Kase has been an activist for years. She was arrested in October 2018 at the U.S. Capitol at an illegal protest against the nomination of Supreme Court Justice Brett Kavanaugh and was previously chief operating officer at CASA, a radical open-borders group that advocates for illegal aliens in the mid-Atlantic region.

The new push against gerrymandering appears to have been inspired by the Supreme Court’s rulings earlier this year, in which it decided to steer clear of the issue.

In June, the Supreme Court rejected a series of lawsuits in which officials from Virginia, North Carolina, and Maryland challenged redrawn state legislative districts they claimed were unlawfully gerrymandered for partisan benefit.

In one of the cases, Chief Justice John Roberts wrote that redistricting is a political question that can’t be decided by the courts, because there is no “judicially discoverable and manageable standards for resolving” it, he wrote, citing the court’s 1962 ruling in Baker v. Carr. States remain free to address the issue through state constitutional amendments, legislation, and independent commissions, Roberts said, noting that Congress, too, could take action.

Former President Barack Obama started a new campaign Aug. 26 called “Redistricting U” to combat partisan gerrymandering in key battleground states that Democrats hope to win in the 2020 presidential election and beyond.
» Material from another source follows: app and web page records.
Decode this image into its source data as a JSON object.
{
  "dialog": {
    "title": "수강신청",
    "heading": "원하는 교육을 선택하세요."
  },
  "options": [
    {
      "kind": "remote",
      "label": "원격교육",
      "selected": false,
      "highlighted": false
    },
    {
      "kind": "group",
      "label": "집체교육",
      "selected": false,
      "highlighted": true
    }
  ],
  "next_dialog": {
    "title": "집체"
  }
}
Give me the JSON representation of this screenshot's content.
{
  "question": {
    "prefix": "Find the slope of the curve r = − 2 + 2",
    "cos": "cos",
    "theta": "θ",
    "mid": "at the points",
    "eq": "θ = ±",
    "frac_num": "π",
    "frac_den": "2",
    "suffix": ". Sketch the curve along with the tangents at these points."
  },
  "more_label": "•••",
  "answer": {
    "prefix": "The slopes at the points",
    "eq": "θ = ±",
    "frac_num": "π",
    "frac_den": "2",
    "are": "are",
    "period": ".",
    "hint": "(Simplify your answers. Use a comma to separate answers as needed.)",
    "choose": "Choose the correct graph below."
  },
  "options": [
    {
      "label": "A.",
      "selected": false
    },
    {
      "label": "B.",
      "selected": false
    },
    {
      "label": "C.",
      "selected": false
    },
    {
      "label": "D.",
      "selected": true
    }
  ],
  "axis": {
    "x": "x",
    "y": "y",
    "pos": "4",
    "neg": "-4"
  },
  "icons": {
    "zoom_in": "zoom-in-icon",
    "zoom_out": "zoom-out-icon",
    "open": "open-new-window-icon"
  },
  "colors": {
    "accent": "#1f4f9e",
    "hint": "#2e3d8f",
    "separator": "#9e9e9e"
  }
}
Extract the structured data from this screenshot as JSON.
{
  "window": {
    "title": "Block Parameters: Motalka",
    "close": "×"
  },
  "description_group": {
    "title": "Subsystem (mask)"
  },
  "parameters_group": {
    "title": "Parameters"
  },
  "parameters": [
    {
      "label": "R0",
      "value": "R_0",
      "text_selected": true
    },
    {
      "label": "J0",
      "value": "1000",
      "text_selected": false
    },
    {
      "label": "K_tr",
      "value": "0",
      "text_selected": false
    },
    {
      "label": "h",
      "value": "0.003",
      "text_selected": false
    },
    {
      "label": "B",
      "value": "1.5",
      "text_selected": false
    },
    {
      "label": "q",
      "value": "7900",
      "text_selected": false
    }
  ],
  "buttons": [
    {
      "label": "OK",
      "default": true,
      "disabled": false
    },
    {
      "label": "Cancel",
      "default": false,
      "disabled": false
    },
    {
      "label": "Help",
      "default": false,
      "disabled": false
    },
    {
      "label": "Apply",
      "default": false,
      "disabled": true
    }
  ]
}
Redistricting U will provide free training for volunteers so they can “be leaders in the movement for fair maps,” according to the campaign’s website, AllOnTheLine.org.

Obama’s activist group, Organizing for Action, joined forces earlier this year with his former Attorney General Eric Holder’s group, National Redistricting Action Fund, to combat gerrymandering.

In August, unsuccessful 2018 Georgia gubernatorial candidate Stacey Abrams announced the Legislative Victory Fund, “a multimillion-dollar effort” between Fair Fight, a political action committee she created, and the state’s Democratic Party to elect more Democrats at the state level. Abrams hopes to combat the effects of redistricting through voter mobilization.

A nationwide campaign called Fair Fight 2020 “will help staff, fund, and train robust Democratic voter protection operations in battleground states across our country … to build an infrastructure of accountability across all levels of government.”

This article by Matthew Vadum appeared Sept. 5, 2019, in The Epoch Times. It was updated Sept. 10, 2019.